Dataset rows for apps and sites
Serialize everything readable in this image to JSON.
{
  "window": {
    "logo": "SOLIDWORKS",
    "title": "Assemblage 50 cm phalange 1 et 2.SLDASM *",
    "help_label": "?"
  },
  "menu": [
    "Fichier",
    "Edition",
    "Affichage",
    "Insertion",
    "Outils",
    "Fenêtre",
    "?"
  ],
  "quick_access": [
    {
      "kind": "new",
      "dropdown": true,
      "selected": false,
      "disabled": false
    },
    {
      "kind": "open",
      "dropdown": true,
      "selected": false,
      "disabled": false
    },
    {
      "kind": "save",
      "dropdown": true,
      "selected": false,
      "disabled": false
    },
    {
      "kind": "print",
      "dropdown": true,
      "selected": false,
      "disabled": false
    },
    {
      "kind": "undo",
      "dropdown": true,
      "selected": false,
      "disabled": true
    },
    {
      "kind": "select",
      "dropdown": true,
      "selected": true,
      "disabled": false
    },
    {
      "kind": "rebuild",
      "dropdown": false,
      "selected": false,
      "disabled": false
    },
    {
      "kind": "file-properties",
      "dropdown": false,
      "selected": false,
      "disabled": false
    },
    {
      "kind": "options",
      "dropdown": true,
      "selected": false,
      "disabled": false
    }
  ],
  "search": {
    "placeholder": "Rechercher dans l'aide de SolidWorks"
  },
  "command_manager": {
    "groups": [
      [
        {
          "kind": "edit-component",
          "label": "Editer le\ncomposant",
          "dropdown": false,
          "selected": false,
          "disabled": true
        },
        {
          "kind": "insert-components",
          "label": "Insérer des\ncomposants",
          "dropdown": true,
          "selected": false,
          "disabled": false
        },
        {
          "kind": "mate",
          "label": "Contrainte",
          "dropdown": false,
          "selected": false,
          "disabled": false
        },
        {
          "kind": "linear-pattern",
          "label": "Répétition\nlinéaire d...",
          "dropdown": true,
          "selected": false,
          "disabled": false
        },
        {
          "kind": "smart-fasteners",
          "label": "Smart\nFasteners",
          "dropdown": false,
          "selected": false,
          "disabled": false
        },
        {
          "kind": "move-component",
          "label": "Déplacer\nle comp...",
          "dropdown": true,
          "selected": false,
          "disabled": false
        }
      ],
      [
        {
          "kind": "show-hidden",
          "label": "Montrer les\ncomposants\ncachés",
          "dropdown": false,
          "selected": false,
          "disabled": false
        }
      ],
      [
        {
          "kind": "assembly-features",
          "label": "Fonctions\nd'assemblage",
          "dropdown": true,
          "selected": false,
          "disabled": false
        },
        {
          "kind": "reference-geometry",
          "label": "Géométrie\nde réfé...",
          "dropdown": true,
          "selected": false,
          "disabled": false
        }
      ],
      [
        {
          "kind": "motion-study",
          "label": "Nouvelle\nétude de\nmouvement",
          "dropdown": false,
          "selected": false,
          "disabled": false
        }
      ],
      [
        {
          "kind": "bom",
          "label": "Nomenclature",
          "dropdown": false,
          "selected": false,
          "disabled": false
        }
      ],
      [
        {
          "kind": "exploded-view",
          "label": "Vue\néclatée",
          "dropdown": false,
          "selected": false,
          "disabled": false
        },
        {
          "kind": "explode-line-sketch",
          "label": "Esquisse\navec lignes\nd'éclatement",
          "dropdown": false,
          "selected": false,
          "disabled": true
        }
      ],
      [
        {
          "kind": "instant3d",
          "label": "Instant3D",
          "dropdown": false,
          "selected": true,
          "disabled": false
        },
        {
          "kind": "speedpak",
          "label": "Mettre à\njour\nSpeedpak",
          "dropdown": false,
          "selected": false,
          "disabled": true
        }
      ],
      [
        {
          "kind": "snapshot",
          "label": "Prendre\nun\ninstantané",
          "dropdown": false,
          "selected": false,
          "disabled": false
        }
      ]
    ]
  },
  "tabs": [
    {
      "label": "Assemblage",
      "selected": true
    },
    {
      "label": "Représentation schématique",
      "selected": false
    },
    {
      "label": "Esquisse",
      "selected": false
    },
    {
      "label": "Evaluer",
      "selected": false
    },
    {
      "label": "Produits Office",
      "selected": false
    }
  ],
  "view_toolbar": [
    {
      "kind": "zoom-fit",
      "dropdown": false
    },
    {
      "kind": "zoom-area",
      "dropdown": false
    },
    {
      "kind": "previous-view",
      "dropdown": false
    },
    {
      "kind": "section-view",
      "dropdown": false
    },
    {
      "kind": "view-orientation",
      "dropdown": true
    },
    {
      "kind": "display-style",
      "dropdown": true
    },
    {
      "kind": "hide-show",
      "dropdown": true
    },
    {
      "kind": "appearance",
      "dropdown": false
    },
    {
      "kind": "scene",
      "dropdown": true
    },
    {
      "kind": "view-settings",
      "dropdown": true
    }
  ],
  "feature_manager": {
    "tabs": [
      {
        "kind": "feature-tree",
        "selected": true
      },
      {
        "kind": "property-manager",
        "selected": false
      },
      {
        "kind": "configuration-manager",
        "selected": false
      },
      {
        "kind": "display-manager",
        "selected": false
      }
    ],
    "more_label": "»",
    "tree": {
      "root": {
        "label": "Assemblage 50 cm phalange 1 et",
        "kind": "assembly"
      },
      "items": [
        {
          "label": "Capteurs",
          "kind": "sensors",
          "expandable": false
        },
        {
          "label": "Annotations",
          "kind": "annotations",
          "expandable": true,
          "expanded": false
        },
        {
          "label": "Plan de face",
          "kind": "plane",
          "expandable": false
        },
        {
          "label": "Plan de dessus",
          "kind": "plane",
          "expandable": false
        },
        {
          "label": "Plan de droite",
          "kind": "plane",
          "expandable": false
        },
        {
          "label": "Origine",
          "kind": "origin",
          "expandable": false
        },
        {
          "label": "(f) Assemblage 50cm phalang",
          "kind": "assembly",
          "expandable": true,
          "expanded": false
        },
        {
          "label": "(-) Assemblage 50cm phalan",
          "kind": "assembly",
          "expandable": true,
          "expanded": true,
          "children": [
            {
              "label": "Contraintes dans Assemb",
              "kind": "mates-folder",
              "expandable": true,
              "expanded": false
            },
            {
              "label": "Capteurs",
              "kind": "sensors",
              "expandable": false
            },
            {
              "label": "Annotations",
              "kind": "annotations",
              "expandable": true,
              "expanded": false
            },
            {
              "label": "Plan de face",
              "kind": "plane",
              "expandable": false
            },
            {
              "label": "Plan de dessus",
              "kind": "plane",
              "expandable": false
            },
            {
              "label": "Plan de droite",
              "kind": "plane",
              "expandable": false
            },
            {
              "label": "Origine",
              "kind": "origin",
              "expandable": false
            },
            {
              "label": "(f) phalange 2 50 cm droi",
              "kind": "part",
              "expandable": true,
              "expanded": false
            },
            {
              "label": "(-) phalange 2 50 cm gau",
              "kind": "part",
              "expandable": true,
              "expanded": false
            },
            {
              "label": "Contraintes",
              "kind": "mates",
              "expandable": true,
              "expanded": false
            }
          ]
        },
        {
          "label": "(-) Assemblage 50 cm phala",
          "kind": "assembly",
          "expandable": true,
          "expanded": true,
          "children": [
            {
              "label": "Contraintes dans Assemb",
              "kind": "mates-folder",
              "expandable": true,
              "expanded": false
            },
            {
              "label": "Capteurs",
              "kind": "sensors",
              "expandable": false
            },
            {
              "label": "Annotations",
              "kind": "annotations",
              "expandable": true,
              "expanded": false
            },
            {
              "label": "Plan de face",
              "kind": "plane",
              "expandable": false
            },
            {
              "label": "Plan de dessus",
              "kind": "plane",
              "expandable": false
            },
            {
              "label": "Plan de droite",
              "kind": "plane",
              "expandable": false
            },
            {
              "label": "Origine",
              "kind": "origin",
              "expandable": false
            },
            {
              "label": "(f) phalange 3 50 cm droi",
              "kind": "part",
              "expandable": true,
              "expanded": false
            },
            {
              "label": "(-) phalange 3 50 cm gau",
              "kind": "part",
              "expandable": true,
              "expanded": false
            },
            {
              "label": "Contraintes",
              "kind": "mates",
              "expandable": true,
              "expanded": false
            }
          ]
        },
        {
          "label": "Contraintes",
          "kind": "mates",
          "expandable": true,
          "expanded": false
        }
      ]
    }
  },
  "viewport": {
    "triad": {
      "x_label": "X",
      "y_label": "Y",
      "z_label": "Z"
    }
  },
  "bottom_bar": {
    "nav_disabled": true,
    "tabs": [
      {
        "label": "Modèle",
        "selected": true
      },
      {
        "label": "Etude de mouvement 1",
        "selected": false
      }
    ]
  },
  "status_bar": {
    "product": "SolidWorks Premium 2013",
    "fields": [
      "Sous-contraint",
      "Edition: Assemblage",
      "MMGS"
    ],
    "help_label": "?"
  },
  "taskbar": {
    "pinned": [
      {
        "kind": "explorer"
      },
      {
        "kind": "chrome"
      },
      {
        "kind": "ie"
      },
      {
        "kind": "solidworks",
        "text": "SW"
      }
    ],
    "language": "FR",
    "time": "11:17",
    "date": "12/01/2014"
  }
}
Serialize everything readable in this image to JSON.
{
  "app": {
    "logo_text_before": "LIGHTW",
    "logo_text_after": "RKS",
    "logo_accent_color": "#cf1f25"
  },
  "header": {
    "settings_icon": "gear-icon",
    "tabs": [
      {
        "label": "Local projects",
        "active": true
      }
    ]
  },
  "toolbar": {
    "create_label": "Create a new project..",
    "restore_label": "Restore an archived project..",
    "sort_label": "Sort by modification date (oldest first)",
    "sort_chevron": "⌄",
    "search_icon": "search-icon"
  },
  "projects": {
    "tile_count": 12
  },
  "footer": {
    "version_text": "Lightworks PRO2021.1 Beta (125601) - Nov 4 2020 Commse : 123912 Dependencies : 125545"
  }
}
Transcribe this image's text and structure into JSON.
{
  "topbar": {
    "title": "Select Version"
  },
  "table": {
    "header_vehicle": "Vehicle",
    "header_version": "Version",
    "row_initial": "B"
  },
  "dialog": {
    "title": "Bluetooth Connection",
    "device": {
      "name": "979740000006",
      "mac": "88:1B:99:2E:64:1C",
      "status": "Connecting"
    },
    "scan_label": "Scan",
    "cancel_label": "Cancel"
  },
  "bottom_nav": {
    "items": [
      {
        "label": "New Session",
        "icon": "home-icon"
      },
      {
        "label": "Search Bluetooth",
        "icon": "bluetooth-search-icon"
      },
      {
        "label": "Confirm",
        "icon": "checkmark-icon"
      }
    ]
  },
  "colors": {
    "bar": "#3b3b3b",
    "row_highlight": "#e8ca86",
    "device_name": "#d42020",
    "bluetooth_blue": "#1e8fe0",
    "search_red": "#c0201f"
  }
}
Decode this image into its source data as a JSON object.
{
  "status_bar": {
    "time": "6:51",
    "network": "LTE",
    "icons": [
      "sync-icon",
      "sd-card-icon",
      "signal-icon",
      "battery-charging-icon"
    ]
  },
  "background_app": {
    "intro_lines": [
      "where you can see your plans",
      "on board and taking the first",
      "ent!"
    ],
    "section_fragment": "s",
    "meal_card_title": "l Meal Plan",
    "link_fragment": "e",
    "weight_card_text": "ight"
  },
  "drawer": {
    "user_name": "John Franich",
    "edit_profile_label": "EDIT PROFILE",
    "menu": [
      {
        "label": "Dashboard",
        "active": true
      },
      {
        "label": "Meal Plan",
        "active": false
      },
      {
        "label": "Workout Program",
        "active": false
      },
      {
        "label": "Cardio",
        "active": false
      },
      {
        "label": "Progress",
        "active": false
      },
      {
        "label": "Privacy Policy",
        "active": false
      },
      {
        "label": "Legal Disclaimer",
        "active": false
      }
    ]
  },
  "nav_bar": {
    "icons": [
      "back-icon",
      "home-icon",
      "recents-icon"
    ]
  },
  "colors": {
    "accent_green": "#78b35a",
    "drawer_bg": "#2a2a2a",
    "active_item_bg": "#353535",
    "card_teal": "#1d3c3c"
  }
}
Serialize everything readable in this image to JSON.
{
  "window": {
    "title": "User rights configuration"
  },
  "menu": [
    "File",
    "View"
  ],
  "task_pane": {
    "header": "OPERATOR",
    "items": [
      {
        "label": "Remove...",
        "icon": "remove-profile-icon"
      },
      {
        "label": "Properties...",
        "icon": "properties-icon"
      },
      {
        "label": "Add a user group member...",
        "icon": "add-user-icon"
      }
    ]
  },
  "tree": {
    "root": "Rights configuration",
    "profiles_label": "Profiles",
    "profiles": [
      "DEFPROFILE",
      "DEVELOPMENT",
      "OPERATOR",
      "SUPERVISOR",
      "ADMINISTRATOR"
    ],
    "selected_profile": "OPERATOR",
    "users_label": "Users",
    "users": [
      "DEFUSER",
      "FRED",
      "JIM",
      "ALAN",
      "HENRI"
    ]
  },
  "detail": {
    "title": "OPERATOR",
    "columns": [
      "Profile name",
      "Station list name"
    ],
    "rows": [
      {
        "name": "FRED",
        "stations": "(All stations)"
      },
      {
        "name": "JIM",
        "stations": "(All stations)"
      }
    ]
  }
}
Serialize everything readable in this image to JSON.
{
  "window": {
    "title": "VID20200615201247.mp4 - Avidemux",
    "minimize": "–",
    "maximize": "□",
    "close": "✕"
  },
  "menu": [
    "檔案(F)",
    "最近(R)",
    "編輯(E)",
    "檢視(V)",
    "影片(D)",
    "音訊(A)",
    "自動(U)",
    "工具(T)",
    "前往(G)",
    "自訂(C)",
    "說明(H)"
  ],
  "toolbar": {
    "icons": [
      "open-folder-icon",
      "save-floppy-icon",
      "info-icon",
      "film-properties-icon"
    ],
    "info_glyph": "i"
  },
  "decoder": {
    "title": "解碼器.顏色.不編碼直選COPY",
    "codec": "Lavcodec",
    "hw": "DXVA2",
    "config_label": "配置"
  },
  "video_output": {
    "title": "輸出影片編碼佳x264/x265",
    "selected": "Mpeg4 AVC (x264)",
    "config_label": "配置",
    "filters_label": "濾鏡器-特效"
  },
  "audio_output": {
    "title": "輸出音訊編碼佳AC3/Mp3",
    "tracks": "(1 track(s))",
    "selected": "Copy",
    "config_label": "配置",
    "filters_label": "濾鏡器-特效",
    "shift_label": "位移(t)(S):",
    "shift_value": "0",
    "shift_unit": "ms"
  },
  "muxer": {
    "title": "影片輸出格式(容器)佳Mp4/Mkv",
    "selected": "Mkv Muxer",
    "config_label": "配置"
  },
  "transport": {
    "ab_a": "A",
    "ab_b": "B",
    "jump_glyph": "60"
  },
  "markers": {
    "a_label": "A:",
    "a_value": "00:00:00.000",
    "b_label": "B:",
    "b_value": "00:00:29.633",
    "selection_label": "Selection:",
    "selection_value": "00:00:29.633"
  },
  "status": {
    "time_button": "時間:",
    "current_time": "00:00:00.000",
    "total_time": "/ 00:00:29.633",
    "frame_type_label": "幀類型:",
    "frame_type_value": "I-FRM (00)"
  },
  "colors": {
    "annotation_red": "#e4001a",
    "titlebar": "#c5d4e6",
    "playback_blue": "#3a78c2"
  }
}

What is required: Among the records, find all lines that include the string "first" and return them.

Solution below:
    "sort_label": "Sort by modification date (oldest first)",
      "on board and taking the first",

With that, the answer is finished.